Work to complete -> Write out the whole listing again, exactly as given.
:: Information given ::
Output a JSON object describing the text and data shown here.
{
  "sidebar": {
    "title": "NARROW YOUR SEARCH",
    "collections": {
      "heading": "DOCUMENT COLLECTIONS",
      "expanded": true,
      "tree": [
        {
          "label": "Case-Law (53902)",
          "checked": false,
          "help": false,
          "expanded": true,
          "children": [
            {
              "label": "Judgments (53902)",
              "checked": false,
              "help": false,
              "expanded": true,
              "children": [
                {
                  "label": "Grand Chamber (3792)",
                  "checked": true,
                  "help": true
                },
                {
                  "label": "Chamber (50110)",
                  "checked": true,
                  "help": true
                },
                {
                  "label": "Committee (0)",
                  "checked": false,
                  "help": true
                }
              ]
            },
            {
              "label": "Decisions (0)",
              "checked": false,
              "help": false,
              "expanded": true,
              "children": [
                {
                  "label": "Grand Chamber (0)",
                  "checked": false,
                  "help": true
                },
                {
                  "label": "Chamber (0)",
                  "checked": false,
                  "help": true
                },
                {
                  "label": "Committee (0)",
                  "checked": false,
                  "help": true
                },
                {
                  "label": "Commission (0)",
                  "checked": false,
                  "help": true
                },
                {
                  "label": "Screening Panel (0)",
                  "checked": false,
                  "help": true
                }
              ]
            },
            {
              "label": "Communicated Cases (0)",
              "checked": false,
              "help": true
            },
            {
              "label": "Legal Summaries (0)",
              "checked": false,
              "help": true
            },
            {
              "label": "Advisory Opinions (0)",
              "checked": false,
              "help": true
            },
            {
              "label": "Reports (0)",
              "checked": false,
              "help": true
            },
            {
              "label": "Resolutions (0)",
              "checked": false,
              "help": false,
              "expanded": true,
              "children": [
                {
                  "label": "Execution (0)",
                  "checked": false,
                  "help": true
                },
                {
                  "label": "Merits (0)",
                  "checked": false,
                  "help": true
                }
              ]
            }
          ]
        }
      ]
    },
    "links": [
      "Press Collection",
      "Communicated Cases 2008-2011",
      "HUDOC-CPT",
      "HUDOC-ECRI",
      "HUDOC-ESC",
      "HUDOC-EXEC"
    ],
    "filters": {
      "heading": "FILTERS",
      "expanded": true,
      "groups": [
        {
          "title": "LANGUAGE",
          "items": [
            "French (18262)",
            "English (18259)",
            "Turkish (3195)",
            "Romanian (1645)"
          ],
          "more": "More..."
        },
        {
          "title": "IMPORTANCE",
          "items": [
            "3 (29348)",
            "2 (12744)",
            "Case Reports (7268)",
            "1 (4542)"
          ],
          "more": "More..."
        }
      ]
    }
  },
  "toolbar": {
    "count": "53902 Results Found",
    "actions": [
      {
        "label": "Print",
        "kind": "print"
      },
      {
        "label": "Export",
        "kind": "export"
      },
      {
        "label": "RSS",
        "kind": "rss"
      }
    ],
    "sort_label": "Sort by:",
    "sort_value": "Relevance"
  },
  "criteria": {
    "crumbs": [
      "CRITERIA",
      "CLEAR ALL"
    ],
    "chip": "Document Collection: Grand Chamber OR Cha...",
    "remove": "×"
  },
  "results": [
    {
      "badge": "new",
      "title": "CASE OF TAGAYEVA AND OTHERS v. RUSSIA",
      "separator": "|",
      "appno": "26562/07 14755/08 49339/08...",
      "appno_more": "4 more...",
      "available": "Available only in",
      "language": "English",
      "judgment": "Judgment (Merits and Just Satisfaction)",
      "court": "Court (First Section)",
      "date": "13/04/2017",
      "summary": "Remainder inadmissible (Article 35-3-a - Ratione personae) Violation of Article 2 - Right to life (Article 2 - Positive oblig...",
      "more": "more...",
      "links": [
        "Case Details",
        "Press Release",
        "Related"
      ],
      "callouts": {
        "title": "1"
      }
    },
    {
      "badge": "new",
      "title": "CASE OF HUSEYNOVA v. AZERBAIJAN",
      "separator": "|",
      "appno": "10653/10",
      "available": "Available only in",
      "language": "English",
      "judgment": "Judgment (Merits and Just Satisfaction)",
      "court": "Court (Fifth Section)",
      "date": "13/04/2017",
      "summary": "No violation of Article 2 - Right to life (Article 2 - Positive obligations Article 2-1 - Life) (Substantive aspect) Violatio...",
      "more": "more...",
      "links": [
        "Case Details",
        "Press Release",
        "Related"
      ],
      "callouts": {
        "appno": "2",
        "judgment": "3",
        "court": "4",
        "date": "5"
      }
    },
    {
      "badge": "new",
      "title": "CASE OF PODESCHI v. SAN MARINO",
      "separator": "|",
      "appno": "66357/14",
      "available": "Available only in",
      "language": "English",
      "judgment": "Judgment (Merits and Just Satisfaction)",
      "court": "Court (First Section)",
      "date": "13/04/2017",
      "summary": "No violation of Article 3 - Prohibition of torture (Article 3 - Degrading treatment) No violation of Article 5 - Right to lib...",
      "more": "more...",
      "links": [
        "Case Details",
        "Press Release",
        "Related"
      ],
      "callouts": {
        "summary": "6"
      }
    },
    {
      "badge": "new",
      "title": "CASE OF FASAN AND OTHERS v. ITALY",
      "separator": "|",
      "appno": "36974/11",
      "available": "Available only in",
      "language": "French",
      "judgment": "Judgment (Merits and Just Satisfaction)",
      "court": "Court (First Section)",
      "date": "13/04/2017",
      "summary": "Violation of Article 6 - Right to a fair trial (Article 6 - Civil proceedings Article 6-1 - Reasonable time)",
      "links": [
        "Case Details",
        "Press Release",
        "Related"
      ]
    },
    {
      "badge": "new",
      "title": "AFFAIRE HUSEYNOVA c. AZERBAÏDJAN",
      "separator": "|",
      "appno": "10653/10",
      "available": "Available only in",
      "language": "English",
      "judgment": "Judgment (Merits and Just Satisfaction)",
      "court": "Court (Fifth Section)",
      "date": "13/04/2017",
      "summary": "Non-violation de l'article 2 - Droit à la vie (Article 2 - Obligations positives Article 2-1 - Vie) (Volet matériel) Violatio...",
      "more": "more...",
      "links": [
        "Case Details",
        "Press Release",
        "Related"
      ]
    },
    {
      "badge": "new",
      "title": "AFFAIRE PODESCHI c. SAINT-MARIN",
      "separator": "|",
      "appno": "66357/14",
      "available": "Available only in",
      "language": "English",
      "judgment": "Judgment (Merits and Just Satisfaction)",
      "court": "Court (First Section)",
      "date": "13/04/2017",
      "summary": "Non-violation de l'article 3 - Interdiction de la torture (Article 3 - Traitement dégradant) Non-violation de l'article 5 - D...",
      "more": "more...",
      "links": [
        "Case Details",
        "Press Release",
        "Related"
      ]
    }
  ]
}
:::
Task output ->
Output a JSON object describing the text and data shown here.
{
  "sidebar": {
    "title": "NARROW YOUR SEARCH",
    "collections": {
      "heading": "DOCUMENT COLLECTIONS",
      "expanded": true,
      "tree": [
        {
          "label": "Case-Law (53902)",
          "checked": false,
          "help": false,
          "expanded": true,
          "children": [
            {
              "label": "Judgments (53902)",
              "checked": false,
              "help": false,
              "expanded": true,
              "children": [
                {
                  "label": "Grand Chamber (3792)",
                  "checked": true,
                  "help": true
                },
                {
                  "label": "Chamber (50110)",
                  "checked": true,
                  "help": true
                },
                {
                  "label": "Committee (0)",
                  "checked": false,
                  "help": true
                }
              ]
            },
            {
              "label": "Decisions (0)",
              "checked": false,
              "help": false,
              "expanded": true,
              "children": [
                {
                  "label": "Grand Chamber (0)",
                  "checked": false,
                  "help": true
                },
                {
                  "label": "Chamber (0)",
                  "checked": false,
                  "help": true
                },
                {
                  "label": "Committee (0)",
                  "checked": false,
                  "help": true
                },
                {
                  "label": "Commission (0)",
                  "checked": false,
                  "help": true
                },
                {
                  "label": "Screening Panel (0)",
                  "checked": false,
                  "help": true
                }
              ]
            },
            {
              "label": "Communicated Cases (0)",
              "checked": false,
              "help": true
            },
            {
              "label": "Legal Summaries (0)",
              "checked": false,
              "help": true
            },
            {
              "label": "Advisory Opinions (0)",
              "checked": false,
              "help": true
            },
            {
              "label": "Reports (0)",
              "checked": false,
              "help": true
            },
            {
              "label": "Resolutions (0)",
              "checked": false,
              "help": false,
              "expanded": true,
              "children": [
                {
                  "label": "Execution (0)",
                  "checked": false,
                  "help": true
                },
                {
                  "label": "Merits (0)",
                  "checked": false,
                  "help": true
                }
              ]
            }
          ]
        }
      ]
    },
    "links": [
      "Press Collection",
      "Communicated Cases 2008-2011",
      "HUDOC-CPT",
      "HUDOC-ECRI",
      "HUDOC-ESC",
      "HUDOC-EXEC"
    ],
    "filters": {
      "heading": "FILTERS",
      "expanded": true,
      "groups": [
        {
          "title": "LANGUAGE",
          "items": [
            "French (18262)",
            "English (18259)",
            "Turkish (3195)",
            "Romanian (1645)"
          ],
          "more": "More..."
        },
        {
          "title": "IMPORTANCE",
          "items": [
            "3 (29348)",
            "2 (12744)",
            "Case Reports (7268)",
            "1 (4542)"
          ],
          "more": "More..."
        }
      ]
    }
  },
  "toolbar": {
    "count": "53902 Results Found",
    "actions": [
      {
        "label": "Print",
        "kind": "print"
      },
      {
        "label": "Export",
        "kind": "export"
      },
      {
        "label": "RSS",
        "kind": "rss"
      }
    ],
    "sort_label": "Sort by:",
    "sort_value": "Relevance"
  },
  "criteria": {
    "crumbs": [
      "CRITERIA",
      "CLEAR ALL"
    ],
    "chip": "Document Collection: Grand Chamber OR Cha...",
    "remove": "×"
  },
  "results": [
    {
      "badge": "new",
      "title": "CASE OF TAGAYEVA AND OTHERS v. RUSSIA",
      "separator": "|",
      "appno": "26562/07 14755/08 49339/08...",
      "appno_more": "4 more...",
      "available": "Available only in",
      "language": "English",
      "judgment": "Judgment (Merits and Just Satisfaction)",
      "court": "Court (First Section)",
      "date": "13/04/2017",
      "summary": "Remainder inadmissible (Article 35-3-a - Ratione personae) Violation of Article 2 - Right to life (Article 2 - Positive oblig...",
      "more": "more...",
      "links": [
        "Case Details",
        "Press Release",
        "Related"
      ],
      "callouts": {
        "title": "1"
      }
    },
    {
      "badge": "new",
      "title": "CASE OF HUSEYNOVA v. AZERBAIJAN",
      "separator": "|",
      "appno": "10653/10",
      "available": "Available only in",
      "language": "English",
      "judgment": "Judgment (Merits and Just Satisfaction)",
      "court": "Court (Fifth Section)",
      "date": "13/04/2017",
      "summary": "No violation of Article 2 - Right to life (Article 2 - Positive obligations Article 2-1 - Life) (Substantive aspect) Violatio...",
      "more": "more...",
      "links": [
        "Case Details",
        "Press Release",
        "Related"
      ],
      "callouts": {
        "appno": "2",
        "judgment": "3",
        "court": "4",
        "date": "5"
      }
    },
    {
      "badge": "new",
      "title": "CASE OF PODESCHI v. SAN MARINO",
      "separator": "|",
      "appno": "66357/14",
      "available": "Available only in",
      "language": "English",
      "judgment": "Judgment (Merits and Just Satisfaction)",
      "court": "Court (First Section)",
      "date": "13/04/2017",
      "summary": "No violation of Article 3 - Prohibition of torture (Article 3 - Degrading treatment) No violation of Article 5 - Right to lib...",
      "more": "more...",
      "links": [
        "Case Details",
        "Press Release",
        "Related"
      ],
      "callouts": {
        "summary": "6"
      }
    },
    {
      "badge": "new",
      "title": "CASE OF FASAN AND OTHERS v. ITALY",
      "separator": "|",
      "appno": "36974/11",
      "available": "Available only in",
      "language": "French",
      "judgment": "Judgment (Merits and Just Satisfaction)",
      "court": "Court (First Section)",
      "date": "13/04/2017",
      "summary": "Violation of Article 6 - Right to a fair trial (Article 6 - Civil proceedings Article 6-1 - Reasonable time)",
      "links": [
        "Case Details",
        "Press Release",
        "Related"
      ]
    },
    {
      "badge": "new",
      "title": "AFFAIRE HUSEYNOVA c. AZERBAÏDJAN",
      "separator": "|",
      "appno": "10653/10",
      "available": "Available only in",
      "language": "English",
      "judgment": "Judgment (Merits and Just Satisfaction)",
      "court": "Court (Fifth Section)",
      "date": "13/04/2017",
      "summary": "Non-violation de l'article 2 - Droit à la vie (Article 2 - Obligations positives Article 2-1 - Vie) (Volet matériel) Violatio...",
      "more": "more...",
      "links": [
        "Case Details",
        "Press Release",
        "Related"
      ]
    },
    {
      "badge": "new",
      "title": "AFFAIRE PODESCHI c. SAINT-MARIN",
      "separator": "|",
      "appno": "66357/14",
      "available": "Available only in",
      "language": "English",
      "judgment": "Judgment (Merits and Just Satisfaction)",
      "court": "Court (First Section)",
      "date": "13/04/2017",
      "summary": "Non-violation de l'article 3 - Interdiction de la torture (Article 3 - Traitement dégradant) Non-violation de l'article 5 - D...",
      "more": "more...",
      "links": [
        "Case Details",
        "Press Release",
        "Related"
      ]
    }
  ]
}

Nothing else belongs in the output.